If an entry includes an image, drop the image and copy the rest verbatim.

********************

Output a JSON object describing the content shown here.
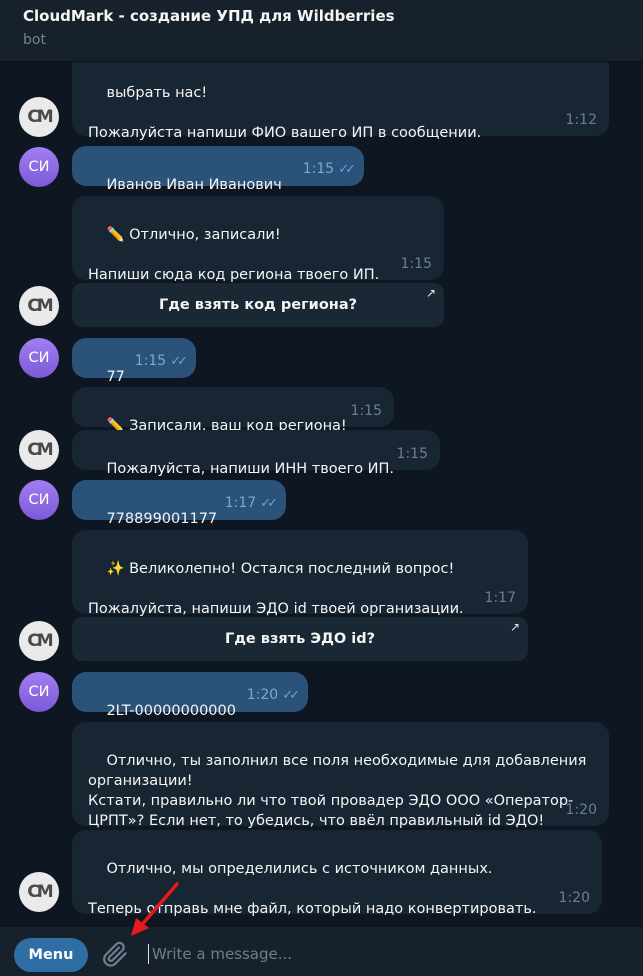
{
  "header": {
    "title": "CloudMark - создание УПД для Wildberries",
    "subtitle": "bot"
  },
  "avatars": {
    "bot_initials": "СМ",
    "user_initials": "СИ"
  },
  "messages": [
    {
      "from": "bot",
      "text": "выбрать нас!\n\nПожалуйста напиши ФИО вашего ИП в сообщении.",
      "time": "1:12"
    },
    {
      "from": "user",
      "text": "Иванов Иван Иванович",
      "time": "1:15"
    },
    {
      "from": "bot",
      "text": "✏️ Отлично, записали!\n\nНапиши сюда код региона твоего ИП.",
      "time": "1:15",
      "button": "Где взять код региона?"
    },
    {
      "from": "user",
      "text": "77",
      "time": "1:15"
    },
    {
      "from": "bot",
      "text": "✏️ Записали, ваш код региона!",
      "time": "1:15"
    },
    {
      "from": "bot",
      "text": "Пожалуйста, напиши ИНН твоего ИП.",
      "time": "1:15"
    },
    {
      "from": "user",
      "text": "778899001177",
      "time": "1:17"
    },
    {
      "from": "bot",
      "text": "✨ Великолепно! Остался последний вопрос!\n\nПожалуйста, напиши ЭДО id твоей организации.",
      "time": "1:17",
      "button": "Где взять ЭДО id?"
    },
    {
      "from": "user",
      "text": "2LT-00000000000",
      "time": "1:20"
    },
    {
      "from": "bot",
      "text": "Отлично, ты заполнил все поля необходимые для добавления организации!\nКстати, правильно ли что твой провадер ЭДО ООО «Оператор-ЦРПТ»? Если нет, то убедись, что ввёл правильный id ЭДО!",
      "time": "1:20"
    },
    {
      "from": "bot",
      "text": "Отлично, мы определились с источником данных.\n\nТеперь отправь мне файл, который надо конвертировать.",
      "time": "1:20"
    }
  ],
  "footer": {
    "menu_label": "Menu",
    "input_placeholder": "Write a message..."
  },
  "colors": {
    "background": "#0e1621",
    "incoming": "#182533",
    "outgoing": "#2b5278",
    "accent": "#2f6ea5",
    "annotation": "#e31b1b"
  }
}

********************

[Written answer]
Output a JSON object describing the content shown here.
{
  "header": {
    "title": "CloudMark - создание УПД для Wildberries",
    "subtitle": "bot"
  },
  "avatars": {
    "bot_initials": "СМ",
    "user_initials": "СИ"
  },
  "messages": [
    {
      "from": "bot",
      "text": "выбрать нас!\n\nПожалуйста напиши ФИО вашего ИП в сообщении.",
      "time": "1:12"
    },
    {
      "from": "user",
      "text": "Иванов Иван Иванович",
      "time": "1:15"
    },
    {
      "from": "bot",
      "text": "✏️ Отлично, записали!\n\nНапиши сюда код региона твоего ИП.",
      "time": "1:15",
      "button": "Где взять код региона?"
    },
    {
      "from": "user",
      "text": "77",
      "time": "1:15"
    },
    {
      "from": "bot",
      "text": "✏️ Записали, ваш код региона!",
      "time": "1:15"
    },
    {
      "from": "bot",
      "text": "Пожалуйста, напиши ИНН твоего ИП.",
      "time": "1:15"
    },
    {
      "from": "user",
      "text": "778899001177",
      "time": "1:17"
    },
    {
      "from": "bot",
      "text": "✨ Великолепно! Остался последний вопрос!\n\nПожалуйста, напиши ЭДО id твоей организации.",
      "time": "1:17",
      "button": "Где взять ЭДО id?"
    },
    {
      "from": "user",
      "text": "2LT-00000000000",
      "time": "1:20"
    },
    {
      "from": "bot",
      "text": "Отлично, ты заполнил все поля необходимые для добавления организации!\nКстати, правильно ли что твой провадер ЭДО ООО «Оператор-ЦРПТ»? Если нет, то убедись, что ввёл правильный id ЭДО!",
      "time": "1:20"
    },
    {
      "from": "bot",
      "text": "Отлично, мы определились с источником данных.\n\nТеперь отправь мне файл, который надо конвертировать.",
      "time": "1:20"
    }
  ],
  "footer": {
    "menu_label": "Menu",
    "input_placeholder": "Write a message..."
  },
  "colors": {
    "background": "#0e1621",
    "incoming": "#182533",
    "outgoing": "#2b5278",
    "accent": "#2f6ea5",
    "annotation": "#e31b1b"
  }
}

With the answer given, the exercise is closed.